About the early 90s when I got into dermatology, laser became available, and so I jumped into learning about lasers and how they could improve the quality of life for patients.
People will go to the grocery store and lasers are used to scan the barcodes. But in the medical field, there's many surgeries that you can do with the laser that would be very, very difficult to do with a scalpel. Some clients want to understand how lasers work and why it would be important to use a laser to perform a surgery on their animal. I use the CO2 laser in my practice, mainly because it provides a very clean surgical field with decreased bleeding. And, when the animals are waking up from these procedures, they are a lot less painful.

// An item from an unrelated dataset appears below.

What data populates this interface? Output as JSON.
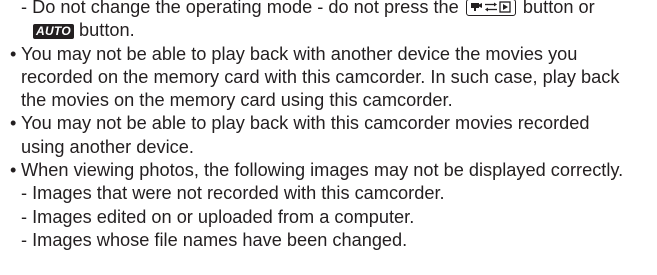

The benefit of the laser for dermatology is that we'll see patients that have multiple lesions. To do a surgery and actually cut each one of those out and suture each one of those closed when they have a hundred of them, can take hours. With a CO2 laser, we can anesthetize them and I can use the laser to undermine and cut those out in a 30 minute procedure. They can go home the same day; they don't have to spend the night in the hospital. Their healing is very quick and very cosmetic. In America, we have a lot of overweight animals and they're bearing a lot of weight on their feet and they start getting these interdigital cysts. Many of these patients, they go on antibiotics and a steroid, and it might work at first, but then it becomes a recurrent or a persistent problem. Sometimes we recommend laser surgery. So, instead of having to deal with multiple medical treatments over and over, we can surgically remove the cyst that's in between their toes. They go through a period of a week or two of bandaging, and then that area is healed and it doesn't continue to be a recurrent problem.